■ App and web page records ■
Segment Open

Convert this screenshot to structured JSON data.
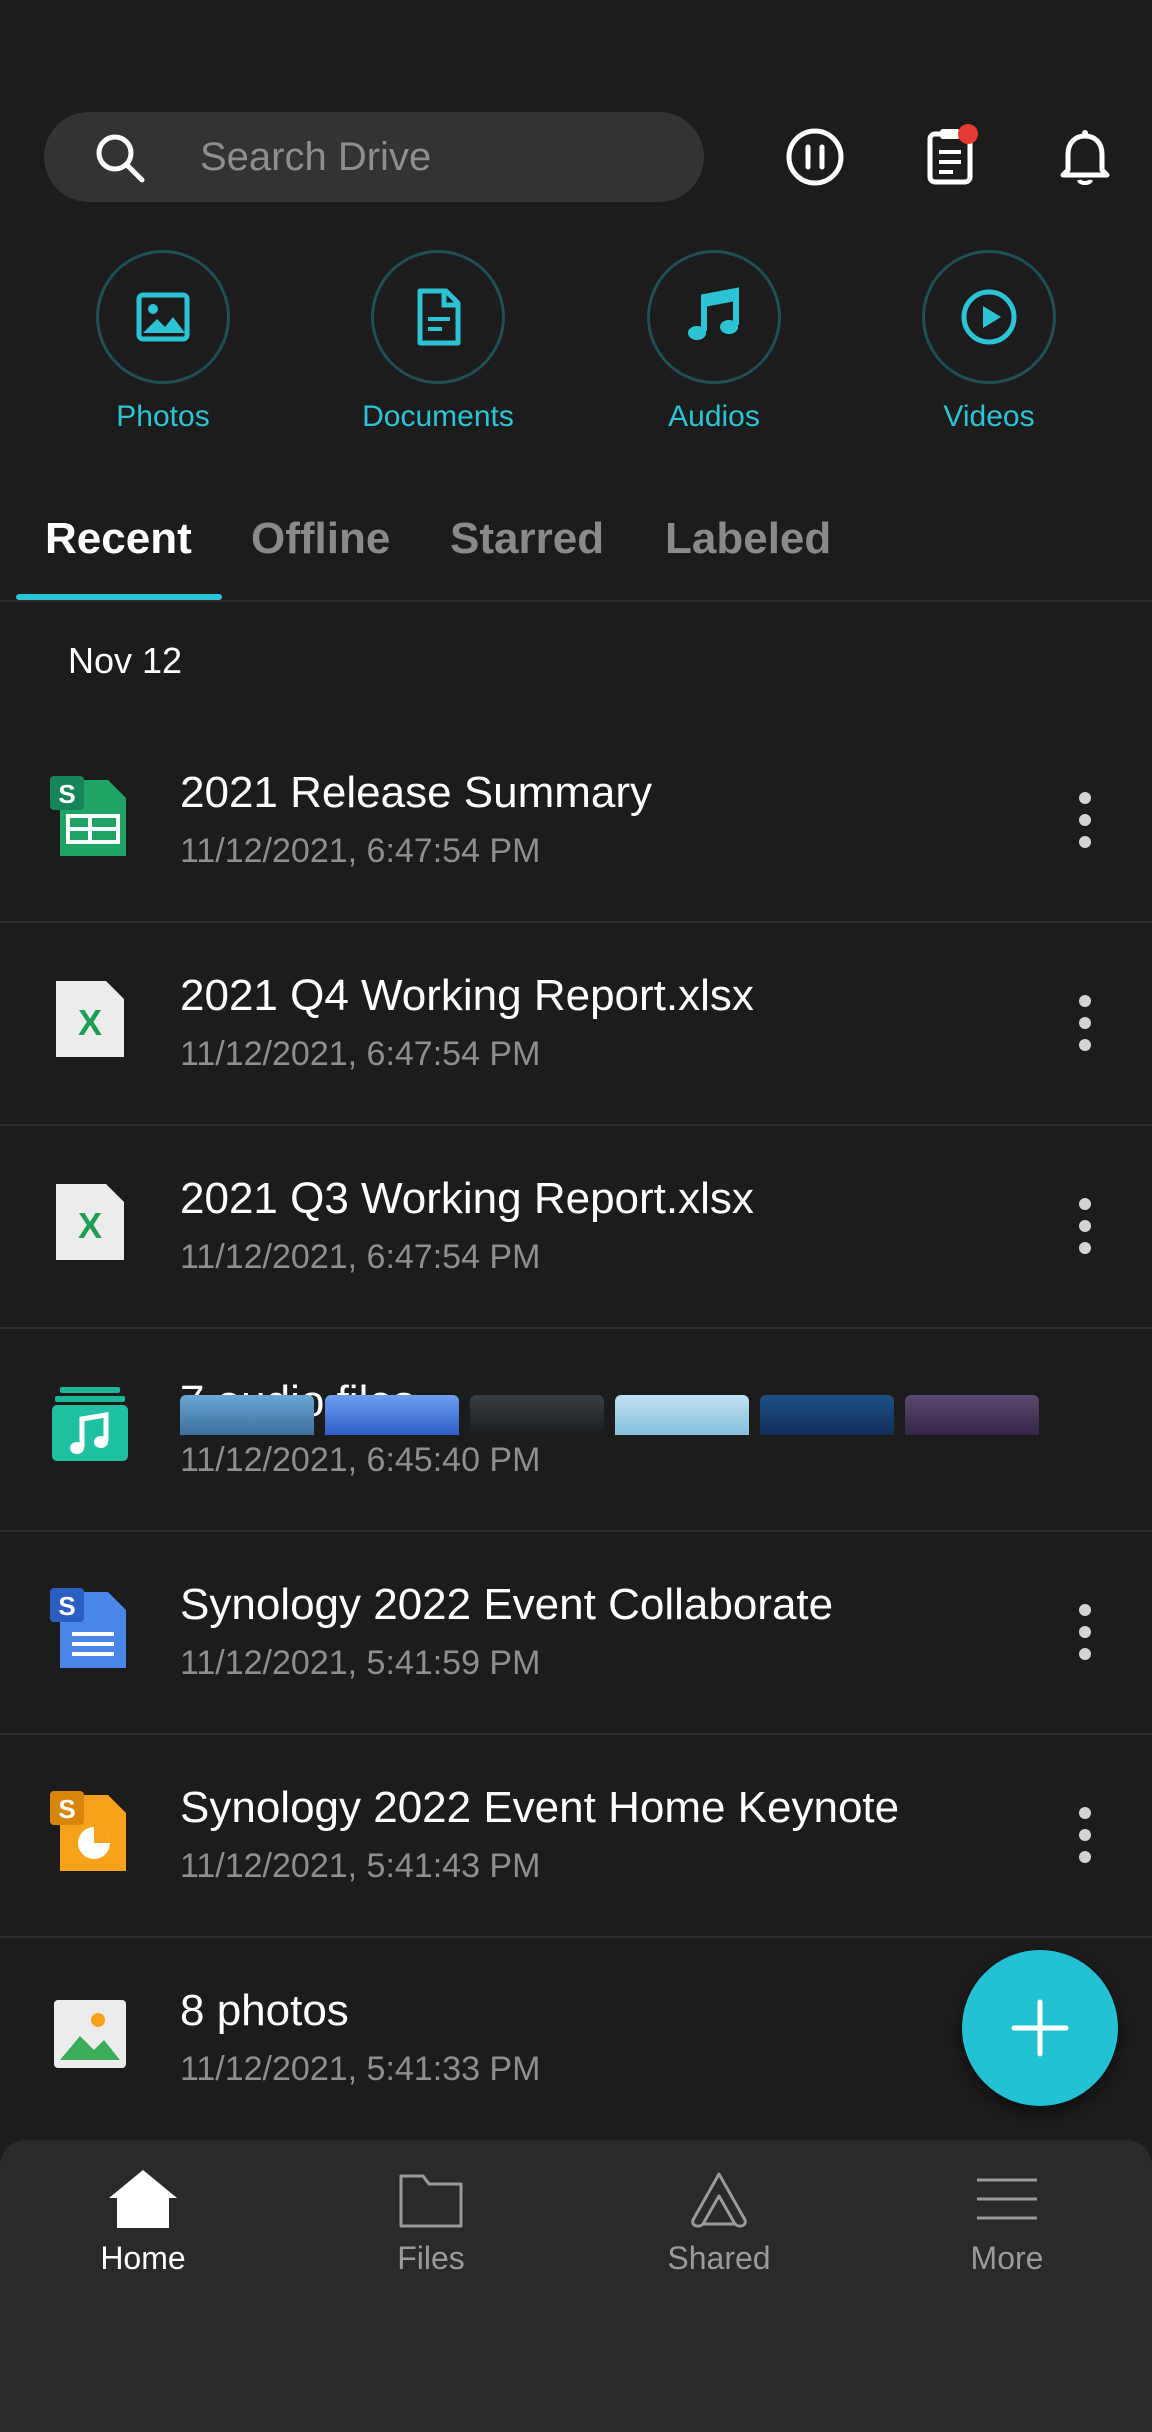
{
  "search": {
    "placeholder": "Search Drive"
  },
  "categories": [
    {
      "label": "Photos",
      "icon": "image-icon"
    },
    {
      "label": "Documents",
      "icon": "document-icon"
    },
    {
      "label": "Audios",
      "icon": "music-note-icon"
    },
    {
      "label": "Videos",
      "icon": "play-icon"
    }
  ],
  "tabs": [
    {
      "label": "Recent",
      "active": true
    },
    {
      "label": "Offline",
      "active": false
    },
    {
      "label": "Starred",
      "active": false
    },
    {
      "label": "Labeled",
      "active": false
    }
  ],
  "section_date": "Nov 12",
  "files": [
    {
      "title": "2021 Release Summary",
      "meta": "11/12/2021, 6:47:54 PM",
      "icon": "synology-spreadsheet-icon"
    },
    {
      "title": "2021 Q4 Working Report.xlsx",
      "meta": "11/12/2021, 6:47:54 PM",
      "icon": "excel-icon"
    },
    {
      "title": "2021 Q3 Working Report.xlsx",
      "meta": "11/12/2021, 6:47:54 PM",
      "icon": "excel-icon"
    },
    {
      "title": "7 audio files",
      "meta": "11/12/2021, 6:45:40 PM",
      "icon": "audio-stack-icon"
    },
    {
      "title": "Synology 2022 Event Collaborate",
      "meta": "11/12/2021, 5:41:59 PM",
      "icon": "synology-document-icon"
    },
    {
      "title": "Synology 2022 Event Home Keynote",
      "meta": "11/12/2021, 5:41:43 PM",
      "icon": "synology-slides-icon"
    },
    {
      "title": "8 photos",
      "meta": "11/12/2021, 5:41:33 PM",
      "icon": "photo-icon"
    }
  ],
  "nav": [
    {
      "label": "Home",
      "active": true
    },
    {
      "label": "Files",
      "active": false
    },
    {
      "label": "Shared",
      "active": false
    },
    {
      "label": "More",
      "active": false
    }
  ],
  "colors": {
    "accent": "#22c1d3",
    "background": "#1c1c1d",
    "notification_badge": "#e53935"
  }
}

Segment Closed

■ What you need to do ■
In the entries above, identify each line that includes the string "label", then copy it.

■ Solution to this problem ■
      "label": "Photos",
      "label": "Documents",
      "label": "Audios",
      "label": "Videos",
      "label": "Recent",
      "label": "Offline",
      "label": "Starred",
      "label": "Labeled",
      "label": "Home",
      "label": "Files",
      "label": "Shared",
      "label": "More",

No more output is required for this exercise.